**TASK DETAILS:**
Exact copies of all entries are needed. Pictures are to be left out.

**DATA LISTING:**
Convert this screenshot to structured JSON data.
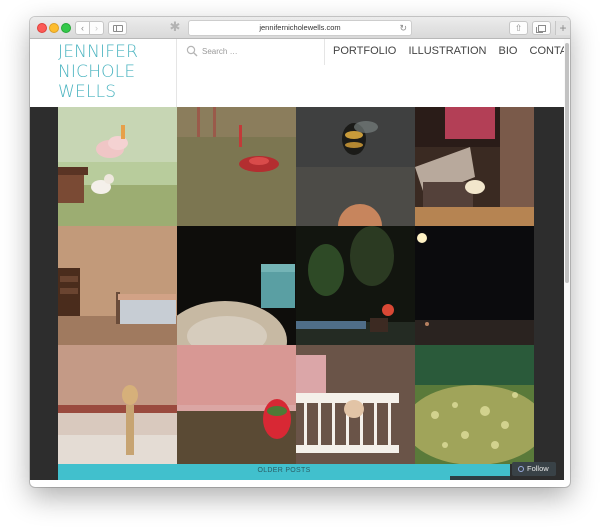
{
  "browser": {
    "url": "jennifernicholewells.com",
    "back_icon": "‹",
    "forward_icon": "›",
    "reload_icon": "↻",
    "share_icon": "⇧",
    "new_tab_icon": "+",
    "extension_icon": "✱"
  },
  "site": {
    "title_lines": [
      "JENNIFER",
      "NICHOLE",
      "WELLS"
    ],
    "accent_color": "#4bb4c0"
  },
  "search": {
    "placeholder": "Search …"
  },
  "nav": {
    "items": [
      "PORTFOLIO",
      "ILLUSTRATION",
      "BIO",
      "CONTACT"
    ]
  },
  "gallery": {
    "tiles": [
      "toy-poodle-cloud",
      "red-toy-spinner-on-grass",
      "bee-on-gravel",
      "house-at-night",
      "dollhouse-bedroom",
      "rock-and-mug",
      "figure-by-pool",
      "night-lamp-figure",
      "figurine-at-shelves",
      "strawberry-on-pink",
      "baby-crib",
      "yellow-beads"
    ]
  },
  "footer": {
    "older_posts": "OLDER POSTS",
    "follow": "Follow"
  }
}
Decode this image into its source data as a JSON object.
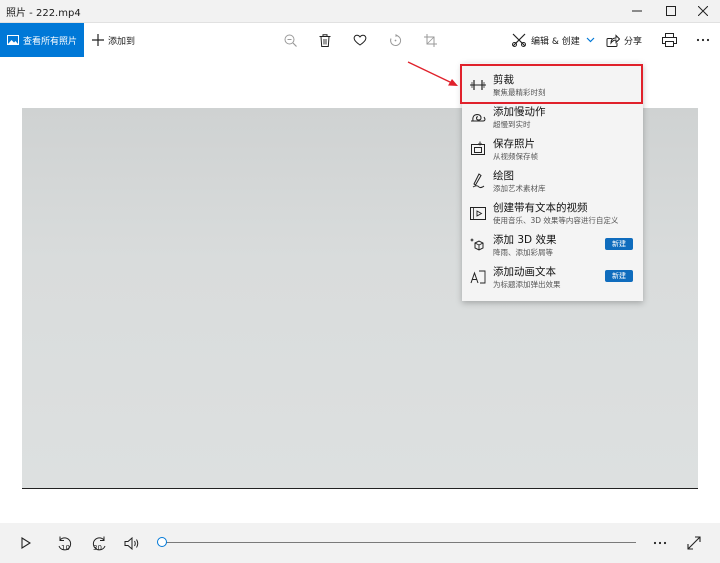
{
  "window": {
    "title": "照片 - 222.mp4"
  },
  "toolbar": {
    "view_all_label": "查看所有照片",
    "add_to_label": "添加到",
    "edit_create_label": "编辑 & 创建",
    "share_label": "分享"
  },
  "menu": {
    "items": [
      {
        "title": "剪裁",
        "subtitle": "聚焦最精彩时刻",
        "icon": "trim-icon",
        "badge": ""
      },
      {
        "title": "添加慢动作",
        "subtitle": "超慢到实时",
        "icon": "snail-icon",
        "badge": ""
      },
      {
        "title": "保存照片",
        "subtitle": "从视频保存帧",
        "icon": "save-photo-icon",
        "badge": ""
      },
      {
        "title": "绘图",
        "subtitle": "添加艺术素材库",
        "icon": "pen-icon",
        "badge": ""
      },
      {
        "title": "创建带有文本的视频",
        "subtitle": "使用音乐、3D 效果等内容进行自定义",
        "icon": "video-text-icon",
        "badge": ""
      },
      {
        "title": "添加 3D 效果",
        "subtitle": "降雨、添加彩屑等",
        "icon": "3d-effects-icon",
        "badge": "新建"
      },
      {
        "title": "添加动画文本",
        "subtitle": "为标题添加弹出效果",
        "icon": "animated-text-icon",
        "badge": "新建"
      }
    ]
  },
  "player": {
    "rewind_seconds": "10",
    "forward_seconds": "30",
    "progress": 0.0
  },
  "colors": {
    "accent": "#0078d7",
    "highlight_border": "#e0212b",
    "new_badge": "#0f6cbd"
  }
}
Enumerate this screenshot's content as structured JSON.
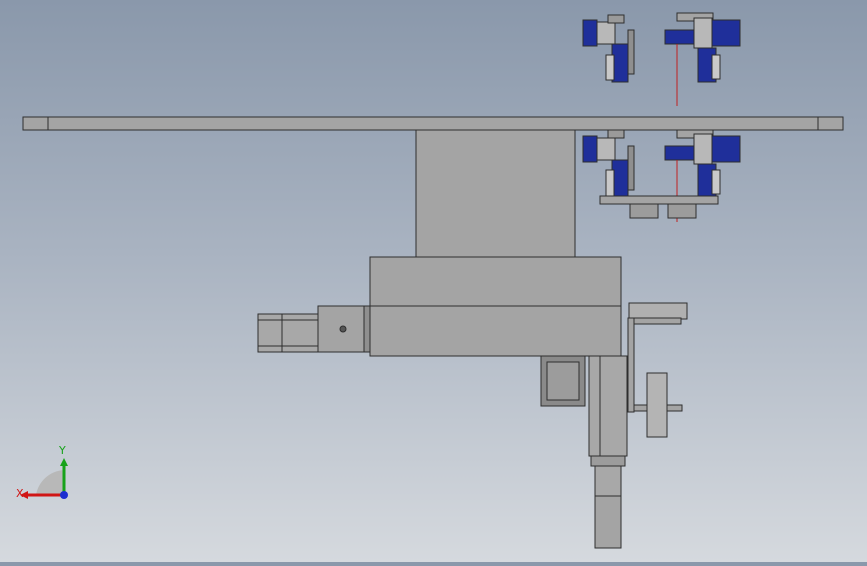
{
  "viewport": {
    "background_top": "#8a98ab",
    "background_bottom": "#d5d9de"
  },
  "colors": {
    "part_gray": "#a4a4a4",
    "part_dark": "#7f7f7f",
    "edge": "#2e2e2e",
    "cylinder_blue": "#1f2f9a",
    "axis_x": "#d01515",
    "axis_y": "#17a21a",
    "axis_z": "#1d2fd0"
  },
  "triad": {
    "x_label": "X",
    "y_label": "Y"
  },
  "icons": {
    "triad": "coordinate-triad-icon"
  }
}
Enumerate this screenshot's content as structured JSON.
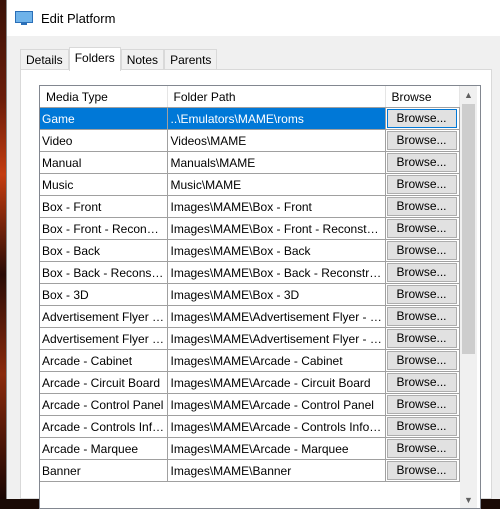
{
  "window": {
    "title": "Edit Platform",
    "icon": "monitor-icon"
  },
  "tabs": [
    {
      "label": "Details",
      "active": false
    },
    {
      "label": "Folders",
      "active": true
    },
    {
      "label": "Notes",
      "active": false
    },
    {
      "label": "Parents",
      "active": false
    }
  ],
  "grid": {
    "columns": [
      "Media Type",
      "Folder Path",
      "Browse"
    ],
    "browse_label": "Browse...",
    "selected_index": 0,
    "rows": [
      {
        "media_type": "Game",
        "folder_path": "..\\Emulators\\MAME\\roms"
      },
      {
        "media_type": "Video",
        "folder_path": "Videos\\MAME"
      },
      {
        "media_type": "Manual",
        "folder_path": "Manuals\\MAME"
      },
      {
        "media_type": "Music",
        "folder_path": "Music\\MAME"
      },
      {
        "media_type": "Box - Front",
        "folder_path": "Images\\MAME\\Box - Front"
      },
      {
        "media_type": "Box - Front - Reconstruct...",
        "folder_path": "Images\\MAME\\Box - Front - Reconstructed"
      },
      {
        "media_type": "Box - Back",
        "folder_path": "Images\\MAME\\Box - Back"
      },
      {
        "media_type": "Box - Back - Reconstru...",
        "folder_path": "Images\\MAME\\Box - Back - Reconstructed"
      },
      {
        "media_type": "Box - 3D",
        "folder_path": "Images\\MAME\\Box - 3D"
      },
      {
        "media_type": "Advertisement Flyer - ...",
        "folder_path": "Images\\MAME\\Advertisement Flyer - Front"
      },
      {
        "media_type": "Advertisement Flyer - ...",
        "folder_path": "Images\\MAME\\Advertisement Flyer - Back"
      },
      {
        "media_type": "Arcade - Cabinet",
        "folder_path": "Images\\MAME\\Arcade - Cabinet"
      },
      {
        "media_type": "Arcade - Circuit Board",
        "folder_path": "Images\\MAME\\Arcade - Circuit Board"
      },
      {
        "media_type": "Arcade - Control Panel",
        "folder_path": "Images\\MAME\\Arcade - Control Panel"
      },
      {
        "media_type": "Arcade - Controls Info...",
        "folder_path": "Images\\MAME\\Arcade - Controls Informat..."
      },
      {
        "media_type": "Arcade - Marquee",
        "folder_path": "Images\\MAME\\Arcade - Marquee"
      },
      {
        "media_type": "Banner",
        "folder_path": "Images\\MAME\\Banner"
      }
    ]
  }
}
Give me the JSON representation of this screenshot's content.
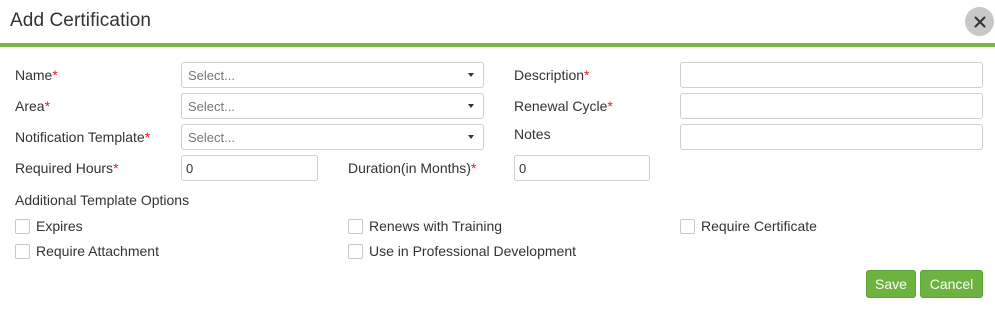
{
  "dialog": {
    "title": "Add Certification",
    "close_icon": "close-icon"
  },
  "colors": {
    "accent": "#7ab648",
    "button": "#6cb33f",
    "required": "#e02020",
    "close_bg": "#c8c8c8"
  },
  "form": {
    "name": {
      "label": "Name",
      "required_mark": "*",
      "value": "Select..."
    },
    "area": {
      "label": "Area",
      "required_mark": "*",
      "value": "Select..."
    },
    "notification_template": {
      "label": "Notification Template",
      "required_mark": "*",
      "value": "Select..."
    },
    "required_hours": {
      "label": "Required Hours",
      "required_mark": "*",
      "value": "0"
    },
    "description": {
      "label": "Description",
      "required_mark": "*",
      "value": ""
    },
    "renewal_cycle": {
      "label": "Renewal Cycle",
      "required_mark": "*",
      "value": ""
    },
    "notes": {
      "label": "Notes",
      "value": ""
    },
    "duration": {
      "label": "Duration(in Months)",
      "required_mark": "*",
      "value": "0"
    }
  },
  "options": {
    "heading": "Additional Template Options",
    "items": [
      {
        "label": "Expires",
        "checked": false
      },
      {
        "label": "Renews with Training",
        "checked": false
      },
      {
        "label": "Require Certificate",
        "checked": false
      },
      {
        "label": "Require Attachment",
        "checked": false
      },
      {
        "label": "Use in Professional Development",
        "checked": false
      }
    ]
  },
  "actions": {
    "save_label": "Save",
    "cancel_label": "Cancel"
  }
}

**WRITTEN ANSWER:**
Convert this screenshot to structured JSON data.
{
  "browser": {
    "url": "jennifernicholewells.com",
    "back_icon": "‹",
    "forward_icon": "›",
    "reload_icon": "↻",
    "share_icon": "⇧",
    "new_tab_icon": "+",
    "extension_icon": "✱"
  },
  "site": {
    "title_lines": [
      "JENNIFER",
      "NICHOLE",
      "WELLS"
    ],
    "accent_color": "#4bb4c0"
  },
  "search": {
    "placeholder": "Search …"
  },
  "nav": {
    "items": [
      "PORTFOLIO",
      "ILLUSTRATION",
      "BIO",
      "CONTACT"
    ]
  },
  "gallery": {
    "tiles": [
      "toy-poodle-cloud",
      "red-toy-spinner-on-grass",
      "bee-on-gravel",
      "house-at-night",
      "dollhouse-bedroom",
      "rock-and-mug",
      "figure-by-pool",
      "night-lamp-figure",
      "figurine-at-shelves",
      "strawberry-on-pink",
      "baby-crib",
      "yellow-beads"
    ]
  },
  "footer": {
    "older_posts": "OLDER POSTS",
    "follow": "Follow"
  }
}
Decode this image into its source data as a JSON object.
{
  "window": {
    "title": "照片 - 222.mp4"
  },
  "toolbar": {
    "view_all_label": "查看所有照片",
    "add_to_label": "添加到",
    "edit_create_label": "编辑 & 创建",
    "share_label": "分享"
  },
  "menu": {
    "items": [
      {
        "title": "剪裁",
        "subtitle": "聚焦最精彩时刻",
        "icon": "trim-icon",
        "badge": ""
      },
      {
        "title": "添加慢动作",
        "subtitle": "超慢到实时",
        "icon": "snail-icon",
        "badge": ""
      },
      {
        "title": "保存照片",
        "subtitle": "从视频保存帧",
        "icon": "save-photo-icon",
        "badge": ""
      },
      {
        "title": "绘图",
        "subtitle": "添加艺术素材库",
        "icon": "pen-icon",
        "badge": ""
      },
      {
        "title": "创建带有文本的视频",
        "subtitle": "使用音乐、3D 效果等内容进行自定义",
        "icon": "video-text-icon",
        "badge": ""
      },
      {
        "title": "添加 3D 效果",
        "subtitle": "降雨、添加彩屑等",
        "icon": "3d-effects-icon",
        "badge": "新建"
      },
      {
        "title": "添加动画文本",
        "subtitle": "为标题添加弹出效果",
        "icon": "animated-text-icon",
        "badge": "新建"
      }
    ]
  },
  "player": {
    "rewind_seconds": "10",
    "forward_seconds": "30",
    "progress": 0.0
  },
  "colors": {
    "accent": "#0078d7",
    "highlight_border": "#e0212b",
    "new_badge": "#0f6cbd"
  }
}
Enumerate this screenshot's content as structured JSON.
{
  "viewport": {
    "background_top": "#8a98ab",
    "background_bottom": "#d5d9de"
  },
  "colors": {
    "part_gray": "#a4a4a4",
    "part_dark": "#7f7f7f",
    "edge": "#2e2e2e",
    "cylinder_blue": "#1f2f9a",
    "axis_x": "#d01515",
    "axis_y": "#17a21a",
    "axis_z": "#1d2fd0"
  },
  "triad": {
    "x_label": "X",
    "y_label": "Y"
  },
  "icons": {
    "triad": "coordinate-triad-icon"
  }
}
Enumerate this screenshot's content as structured JSON.
{
  "window": {
    "title": "Edit Platform",
    "icon": "monitor-icon"
  },
  "tabs": [
    {
      "label": "Details",
      "active": false
    },
    {
      "label": "Folders",
      "active": true
    },
    {
      "label": "Notes",
      "active": false
    },
    {
      "label": "Parents",
      "active": false
    }
  ],
  "grid": {
    "columns": [
      "Media Type",
      "Folder Path",
      "Browse"
    ],
    "browse_label": "Browse...",
    "selected_index": 0,
    "rows": [
      {
        "media_type": "Game",
        "folder_path": "..\\Emulators\\MAME\\roms"
      },
      {
        "media_type": "Video",
        "folder_path": "Videos\\MAME"
      },
      {
        "media_type": "Manual",
        "folder_path": "Manuals\\MAME"
      },
      {
        "media_type": "Music",
        "folder_path": "Music\\MAME"
      },
      {
        "media_type": "Box - Front",
        "folder_path": "Images\\MAME\\Box - Front"
      },
      {
        "media_type": "Box - Front - Reconstruct...",
        "folder_path": "Images\\MAME\\Box - Front - Reconstructed"
      },
      {
        "media_type": "Box - Back",
        "folder_path": "Images\\MAME\\Box - Back"
      },
      {
        "media_type": "Box - Back - Reconstru...",
        "folder_path": "Images\\MAME\\Box - Back - Reconstructed"
      },
      {
        "media_type": "Box - 3D",
        "folder_path": "Images\\MAME\\Box - 3D"
      },
      {
        "media_type": "Advertisement Flyer - ...",
        "folder_path": "Images\\MAME\\Advertisement Flyer - Front"
      },
      {
        "media_type": "Advertisement Flyer - ...",
        "folder_path": "Images\\MAME\\Advertisement Flyer - Back"
      },
      {
        "media_type": "Arcade - Cabinet",
        "folder_path": "Images\\MAME\\Arcade - Cabinet"
      },
      {
        "media_type": "Arcade - Circuit Board",
        "folder_path": "Images\\MAME\\Arcade - Circuit Board"
      },
      {
        "media_type": "Arcade - Control Panel",
        "folder_path": "Images\\MAME\\Arcade - Control Panel"
      },
      {
        "media_type": "Arcade - Controls Info...",
        "folder_path": "Images\\MAME\\Arcade - Controls Informat..."
      },
      {
        "media_type": "Arcade - Marquee",
        "folder_path": "Images\\MAME\\Arcade - Marquee"
      },
      {
        "media_type": "Banner",
        "folder_path": "Images\\MAME\\Banner"
      }
    ]
  }
}
Give me the JSON representation of this screenshot's content.
{
  "dialog": {
    "title": "Add Certification",
    "close_icon": "close-icon"
  },
  "colors": {
    "accent": "#7ab648",
    "button": "#6cb33f",
    "required": "#e02020",
    "close_bg": "#c8c8c8"
  },
  "form": {
    "name": {
      "label": "Name",
      "required_mark": "*",
      "value": "Select..."
    },
    "area": {
      "label": "Area",
      "required_mark": "*",
      "value": "Select..."
    },
    "notification_template": {
      "label": "Notification Template",
      "required_mark": "*",
      "value": "Select..."
    },
    "required_hours": {
      "label": "Required Hours",
      "required_mark": "*",
      "value": "0"
    },
    "description": {
      "label": "Description",
      "required_mark": "*",
      "value": ""
    },
    "renewal_cycle": {
      "label": "Renewal Cycle",
      "required_mark": "*",
      "value": ""
    },
    "notes": {
      "label": "Notes",
      "value": ""
    },
    "duration": {
      "label": "Duration(in Months)",
      "required_mark": "*",
      "value": "0"
    }
  },
  "options": {
    "heading": "Additional Template Options",
    "items": [
      {
        "label": "Expires",
        "checked": false
      },
      {
        "label": "Renews with Training",
        "checked": false
      },
      {
        "label": "Require Certificate",
        "checked": false
      },
      {
        "label": "Require Attachment",
        "checked": false
      },
      {
        "label": "Use in Professional Development",
        "checked": false
      }
    ]
  },
  "actions": {
    "save_label": "Save",
    "cancel_label": "Cancel"
  }
}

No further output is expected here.